**WORK REQUEST:**
Each entry below should be restated word for word, without any picture it contains.

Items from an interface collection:
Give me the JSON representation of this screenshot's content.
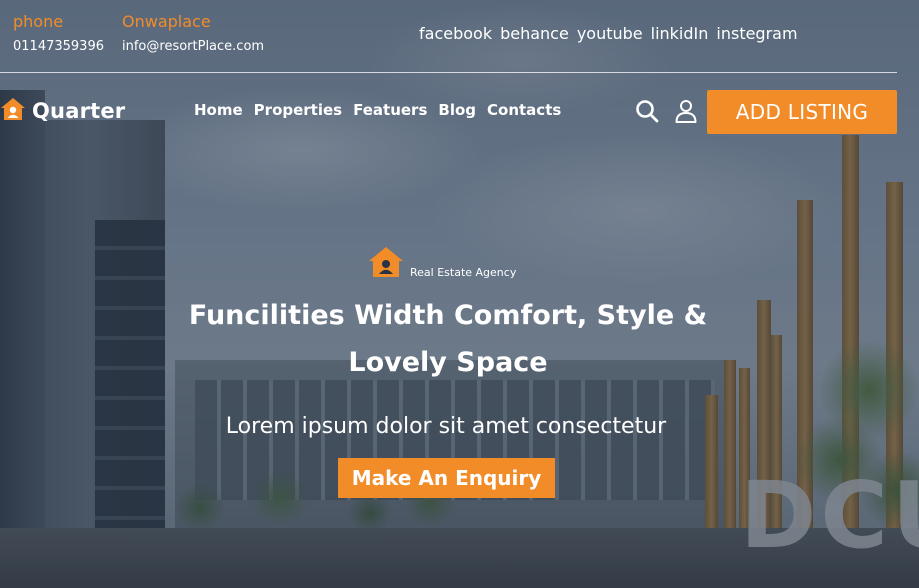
{
  "topbar": {
    "phone_label": "phone",
    "phone_value": "01147359396",
    "place_label": "Onwaplace",
    "place_value": "info@resortPlace.com",
    "social": [
      "facebook",
      "behance",
      "youtube",
      "linkidIn",
      "instegram"
    ]
  },
  "brand": {
    "name": "Quarter",
    "icon": "house-icon"
  },
  "nav": {
    "items": [
      "Home",
      "Properties",
      "Featuers",
      "Blog",
      "Contacts"
    ]
  },
  "actions": {
    "search_icon": "search-icon",
    "user_icon": "user-icon",
    "add_listing_label": "ADD LISTING"
  },
  "hero": {
    "tag_icon": "house-icon",
    "tag": "Real Estate Agency",
    "headline_line1": "Funcilities Width Comfort, Style &",
    "headline_line2": "Lovely Space",
    "subtext": "Lorem ipsum dolor sit amet consectetur",
    "cta_label": "Make An Enquiry"
  },
  "colors": {
    "accent": "#f28c28",
    "text": "#ffffff"
  }
}
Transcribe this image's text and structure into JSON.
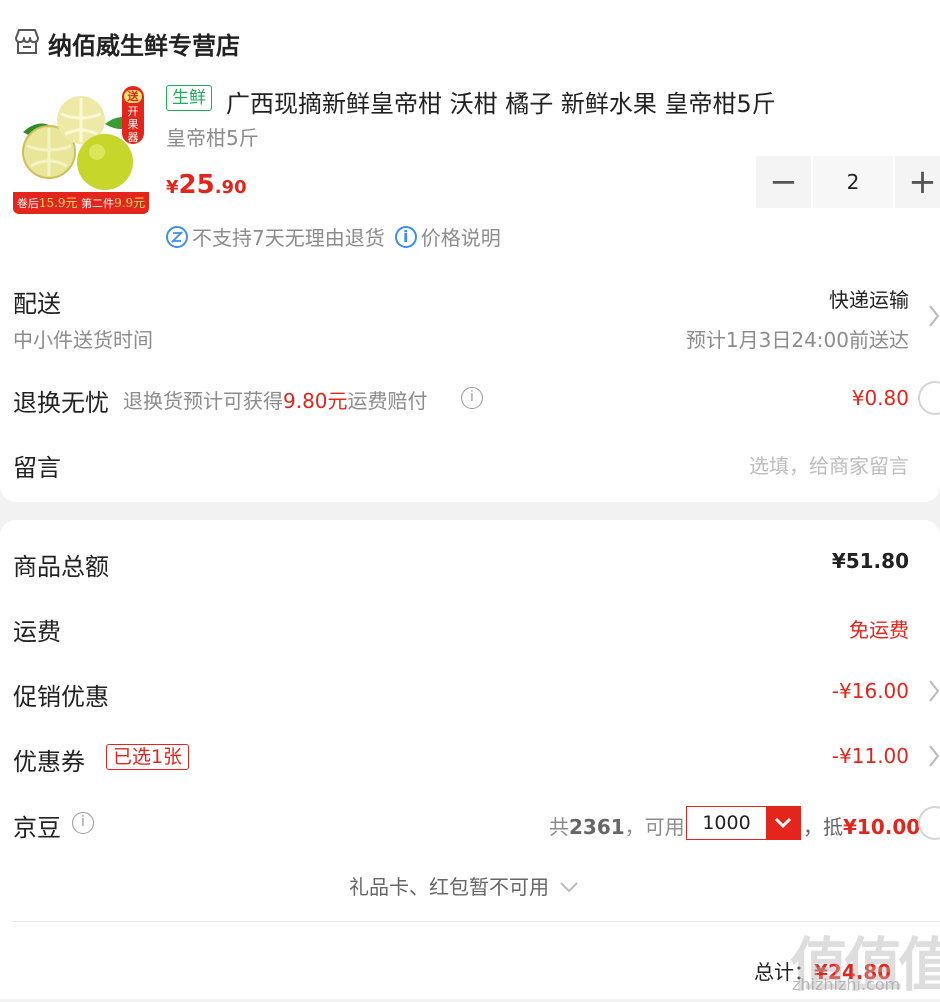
{
  "store": {
    "name": "纳佰威生鲜专营店",
    "icon": "store-icon"
  },
  "product": {
    "tag": "生鲜",
    "title": "广西现摘新鲜皇帝柑 沃柑 橘子 新鲜水果 皇帝柑5斤",
    "spec": "皇帝柑5斤",
    "price_symbol": "¥",
    "price_int": "25",
    "price_dec": ".90",
    "image_badge_top": "送",
    "image_badge_text": "开果器",
    "image_banner_1": "卷后",
    "image_banner_2": "15.9元",
    "image_banner_3": "第二件",
    "image_banner_4": "9.9元",
    "quantity": "2",
    "minus_label": "−",
    "plus_label": "+",
    "no_return": "不支持7天无理由退货",
    "price_note": "价格说明"
  },
  "delivery": {
    "label": "配送",
    "method": "快递运输",
    "sub_label": "中小件送货时间",
    "eta": "预计1月3日24:00前送达"
  },
  "return_worry_free": {
    "label": "退换无忧",
    "desc_prefix": "退换货预计可获得",
    "desc_amount": "9.80元",
    "desc_suffix": "运费赔付",
    "price": "¥0.80"
  },
  "message": {
    "label": "留言",
    "placeholder": "选填，给商家留言"
  },
  "summary": {
    "total_label": "商品总额",
    "total_value": "¥51.80",
    "shipping_label": "运费",
    "shipping_value": "免运费",
    "promo_label": "促销优惠",
    "promo_value": "-¥16.00",
    "coupon_label": "优惠券",
    "coupon_tag": "已选1张",
    "coupon_value": "-¥11.00",
    "beans_label": "京豆",
    "beans_total_prefix": "共",
    "beans_total": "2361",
    "beans_usable": "，可用",
    "beans_selected": "1000",
    "beans_deduct_prefix": "，抵",
    "beans_deduct_value": "¥10.00",
    "giftcard_note": "礼品卡、红包暂不可用"
  },
  "footer": {
    "total_label": "总计：",
    "total_value": "¥24.80"
  },
  "watermark": {
    "big": "值值值",
    "small": "zhizhizhi.com"
  },
  "colors": {
    "accent": "#e4251b",
    "fresh_green": "#1fae5b",
    "info_blue": "#3d8ef0"
  }
}
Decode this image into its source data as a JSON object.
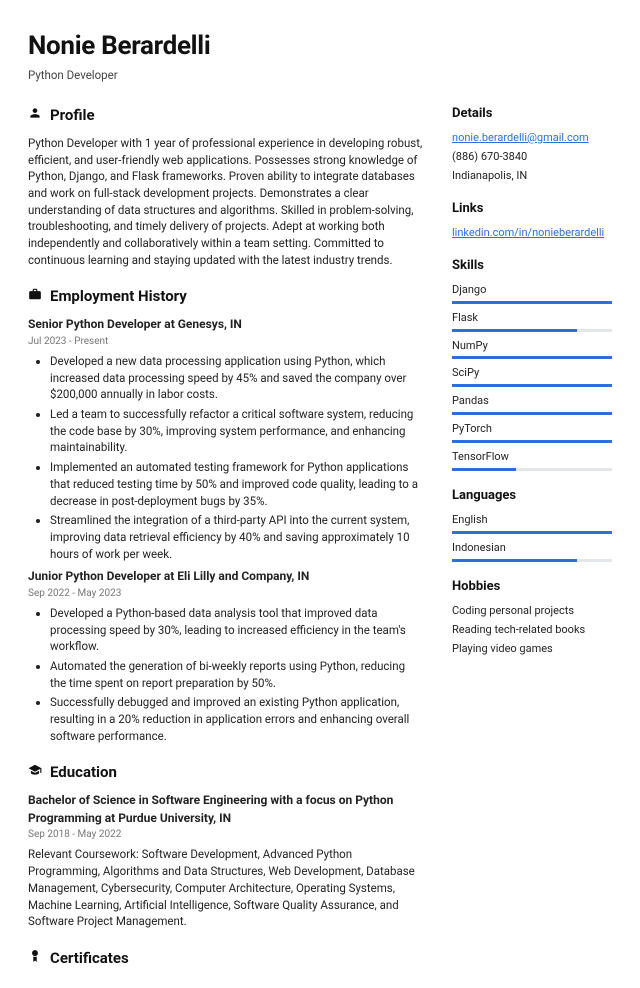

**ANSWER FOR THE TASK:**
Give me the JSON representation of this screenshot's content.
{
  "topbar": {
    "phone_label": "phone",
    "phone_value": "01147359396",
    "place_label": "Onwaplace",
    "place_value": "info@resortPlace.com",
    "social": [
      "facebook",
      "behance",
      "youtube",
      "linkidIn",
      "instegram"
    ]
  },
  "brand": {
    "name": "Quarter",
    "icon": "house-icon"
  },
  "nav": {
    "items": [
      "Home",
      "Properties",
      "Featuers",
      "Blog",
      "Contacts"
    ]
  },
  "actions": {
    "search_icon": "search-icon",
    "user_icon": "user-icon",
    "add_listing_label": "ADD LISTING"
  },
  "hero": {
    "tag_icon": "house-icon",
    "tag": "Real Estate Agency",
    "headline_line1": "Funcilities Width Comfort, Style &",
    "headline_line2": "Lovely Space",
    "subtext": "Lorem ipsum dolor sit amet consectetur",
    "cta_label": "Make An Enquiry"
  },
  "colors": {
    "accent": "#f28c28",
    "text": "#ffffff"
  }
}
Transcribe this image's text and structure into JSON.
{
  "store": {
    "name": "纳佰威生鲜专营店",
    "icon": "store-icon"
  },
  "product": {
    "tag": "生鲜",
    "title": "广西现摘新鲜皇帝柑 沃柑 橘子 新鲜水果 皇帝柑5斤",
    "spec": "皇帝柑5斤",
    "price_symbol": "¥",
    "price_int": "25",
    "price_dec": ".90",
    "image_badge_top": "送",
    "image_badge_text": "开果器",
    "image_banner_1": "卷后",
    "image_banner_2": "15.9元",
    "image_banner_3": "第二件",
    "image_banner_4": "9.9元",
    "quantity": "2",
    "minus_label": "−",
    "plus_label": "+",
    "no_return": "不支持7天无理由退货",
    "price_note": "价格说明"
  },
  "delivery": {
    "label": "配送",
    "method": "快递运输",
    "sub_label": "中小件送货时间",
    "eta": "预计1月3日24:00前送达"
  },
  "return_worry_free": {
    "label": "退换无忧",
    "desc_prefix": "退换货预计可获得",
    "desc_amount": "9.80元",
    "desc_suffix": "运费赔付",
    "price": "¥0.80"
  },
  "message": {
    "label": "留言",
    "placeholder": "选填，给商家留言"
  },
  "summary": {
    "total_label": "商品总额",
    "total_value": "¥51.80",
    "shipping_label": "运费",
    "shipping_value": "免运费",
    "promo_label": "促销优惠",
    "promo_value": "-¥16.00",
    "coupon_label": "优惠券",
    "coupon_tag": "已选1张",
    "coupon_value": "-¥11.00",
    "beans_label": "京豆",
    "beans_total_prefix": "共",
    "beans_total": "2361",
    "beans_usable": "，可用",
    "beans_selected": "1000",
    "beans_deduct_prefix": "，抵",
    "beans_deduct_value": "¥10.00",
    "giftcard_note": "礼品卡、红包暂不可用"
  },
  "footer": {
    "total_label": "总计：",
    "total_value": "¥24.80"
  },
  "watermark": {
    "big": "值值值",
    "small": "zhizhizhi.com"
  },
  "colors": {
    "accent": "#e4251b",
    "fresh_green": "#1fae5b",
    "info_blue": "#3d8ef0"
  }
}
Decode this image into its source data as a JSON object.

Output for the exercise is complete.